http://www.amazon.co.uk/Object-Oriented-Thought-Process-Developers-Library/dp/0672330164/

Coder to Developer
http://www.amazon.co.uk/Coder-Developer-Strategies-Delivering-Software/dp/078214327X

Computer Science: an Overview
http://www.amazon.co.uk/Computer-Science-Overview-Glenn-Brookshear/dp/0321544285

I've read all three of the above, and the first two are very good
personal development books. The third is good for filling in the
blanks - and you might skip chunks of it.

Finally, regarding management. Has anyone else felt like there's an
invisible barrier that people just will never give them a chance to be
in a leadership or management position?

Management: they're not starting up their companies to make *you* rich :wink:

Have look at "The Passionate Programmer", by Chad Fowler. It's worth
the time you spend reading it.

http://www.pragprog.com/titles/cfcar2/the-passionate-programmer

I've been working many years as project manager, and now I'm very
happy working "only" as senior developer. I think career advancement
isn't equal to "advance" to management jobs...

Wow, that's negative. Sure, in some cases people didn't get paid for
their last couple of weeks work which is unfortunate, but "screwed"?

If you got paid while you were there and learned a lot, what's the big
deal? You could as easily come to work at BigCo one day to find out
your division was being shut down and poof! there goes that job.

How does that feel different? Having gone through both scenarios,
I'd say: not at all. Next step in each case: go find some other work.

And personally, assuming I wanted a "job", I would far rather be part
of a small team at a startup than Anonymous Cog # 389976 at BigCo.

YMMV :slight_smile:

Hassan is right - I'm working at a smallish startup (<100 employees) -
it's scary at times, but I don't live in fear of missing a paycheck.
Conversely, the budget and purse strings are rather loose here, and
the perks are often nice. The best benefit of taking a job at a
startup is the opportunities for creativity in problem solving. At
BigCo, they already have a process fully defined, you're Cog # 389976,
you do your part of the process. At TeenyCo, nobody knows quite what
they're doing half the itme and *you get to define the process* from
whole cloth. It's cool. Try it, you'll like it.

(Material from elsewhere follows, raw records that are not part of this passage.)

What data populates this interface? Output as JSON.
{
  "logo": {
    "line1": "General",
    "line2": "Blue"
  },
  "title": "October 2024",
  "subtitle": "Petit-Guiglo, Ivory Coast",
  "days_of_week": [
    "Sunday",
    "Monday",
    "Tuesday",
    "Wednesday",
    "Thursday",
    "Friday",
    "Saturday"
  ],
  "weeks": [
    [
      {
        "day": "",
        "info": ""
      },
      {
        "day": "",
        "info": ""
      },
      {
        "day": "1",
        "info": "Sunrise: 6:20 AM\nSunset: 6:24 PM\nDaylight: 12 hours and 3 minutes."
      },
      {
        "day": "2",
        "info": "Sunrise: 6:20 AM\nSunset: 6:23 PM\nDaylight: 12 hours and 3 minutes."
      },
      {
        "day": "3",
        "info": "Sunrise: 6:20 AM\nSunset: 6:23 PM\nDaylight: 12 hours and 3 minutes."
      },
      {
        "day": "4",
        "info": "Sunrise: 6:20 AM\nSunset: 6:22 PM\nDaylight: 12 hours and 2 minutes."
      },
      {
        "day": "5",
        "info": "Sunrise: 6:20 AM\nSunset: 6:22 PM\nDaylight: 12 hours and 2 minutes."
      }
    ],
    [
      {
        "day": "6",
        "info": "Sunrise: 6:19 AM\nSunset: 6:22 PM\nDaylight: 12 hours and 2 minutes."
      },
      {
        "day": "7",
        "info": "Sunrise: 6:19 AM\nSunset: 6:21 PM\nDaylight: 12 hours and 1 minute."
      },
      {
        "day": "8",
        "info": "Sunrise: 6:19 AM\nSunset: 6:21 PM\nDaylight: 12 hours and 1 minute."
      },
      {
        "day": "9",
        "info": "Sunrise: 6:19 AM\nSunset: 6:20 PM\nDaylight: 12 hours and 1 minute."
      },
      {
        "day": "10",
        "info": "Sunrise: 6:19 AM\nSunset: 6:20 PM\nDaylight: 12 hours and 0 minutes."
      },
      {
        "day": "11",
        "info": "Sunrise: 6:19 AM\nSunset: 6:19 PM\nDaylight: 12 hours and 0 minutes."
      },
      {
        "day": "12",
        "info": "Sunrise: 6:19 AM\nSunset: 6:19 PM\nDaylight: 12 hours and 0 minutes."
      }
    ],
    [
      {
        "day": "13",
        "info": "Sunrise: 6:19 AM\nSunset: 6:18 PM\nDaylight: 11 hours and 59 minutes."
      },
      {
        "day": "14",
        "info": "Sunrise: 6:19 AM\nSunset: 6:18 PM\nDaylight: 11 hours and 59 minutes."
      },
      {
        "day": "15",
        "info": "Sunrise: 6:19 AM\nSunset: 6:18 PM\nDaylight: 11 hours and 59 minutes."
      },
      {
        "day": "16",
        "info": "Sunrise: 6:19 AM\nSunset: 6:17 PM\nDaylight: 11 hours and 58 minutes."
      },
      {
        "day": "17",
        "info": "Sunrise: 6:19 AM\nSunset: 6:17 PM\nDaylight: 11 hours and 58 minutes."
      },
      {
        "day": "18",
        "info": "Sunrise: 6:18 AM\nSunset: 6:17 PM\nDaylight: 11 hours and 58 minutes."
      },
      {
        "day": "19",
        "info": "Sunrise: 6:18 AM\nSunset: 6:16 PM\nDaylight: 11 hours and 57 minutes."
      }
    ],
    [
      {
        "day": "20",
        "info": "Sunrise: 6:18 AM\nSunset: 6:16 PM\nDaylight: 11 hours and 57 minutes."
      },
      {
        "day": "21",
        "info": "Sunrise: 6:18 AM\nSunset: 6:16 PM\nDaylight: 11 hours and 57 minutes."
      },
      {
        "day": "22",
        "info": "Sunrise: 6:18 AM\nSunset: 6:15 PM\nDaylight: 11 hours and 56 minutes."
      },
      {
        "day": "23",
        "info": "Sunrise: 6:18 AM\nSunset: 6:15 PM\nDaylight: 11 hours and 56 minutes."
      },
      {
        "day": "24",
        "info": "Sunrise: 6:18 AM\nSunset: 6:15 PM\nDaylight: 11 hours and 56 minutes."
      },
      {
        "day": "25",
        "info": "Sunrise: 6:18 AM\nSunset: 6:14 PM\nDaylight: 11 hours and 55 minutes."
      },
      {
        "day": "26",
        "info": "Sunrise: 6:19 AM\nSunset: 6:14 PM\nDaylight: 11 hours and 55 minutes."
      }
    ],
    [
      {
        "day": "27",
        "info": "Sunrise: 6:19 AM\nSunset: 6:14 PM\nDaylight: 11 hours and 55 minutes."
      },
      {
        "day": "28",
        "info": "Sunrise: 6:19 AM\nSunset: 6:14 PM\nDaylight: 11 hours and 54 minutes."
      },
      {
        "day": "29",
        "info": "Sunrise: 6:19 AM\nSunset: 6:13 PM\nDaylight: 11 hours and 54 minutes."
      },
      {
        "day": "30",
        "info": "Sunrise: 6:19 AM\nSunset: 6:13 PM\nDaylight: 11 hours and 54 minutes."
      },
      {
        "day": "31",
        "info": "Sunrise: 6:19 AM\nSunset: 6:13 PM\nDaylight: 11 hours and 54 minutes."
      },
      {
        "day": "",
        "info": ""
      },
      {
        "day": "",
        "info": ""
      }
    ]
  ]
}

Note that, depending on the company organization, a title like
"project manager" may not actually be a vertical promotion from
"developer". At the company I work at (a digital services wing of an
adverstising / PR business), project managers are the principal
liaison to clients and handle a lot of the tedious parts - collecting
requirements, chasing down documents, tracking deadlines, triaging
incoming "OMG THE SITE IS DOWN" calls, etc. However, as a developer, I
don't "belong" to a particular PM and work with several depending on
load and client needs.

You may also want to expand your search beyond "Rails-only" shops;
there's an awful lot of places that are carrying around legacy PHP,
etc. systems but want to develop with the "new hotness" for new work.
Being somebody who can handle dealing with both would seem to be a
significant advantage.

BTW: if you were in Ohio, I'd be wanting your resume. We're currently
looking to hire a developer with (mostly) PHP and a little Rails
background. A certain bank whose name is a verb starting with C has
seriously depleted the local Rails pool... :slight_smile:

--Matt Jones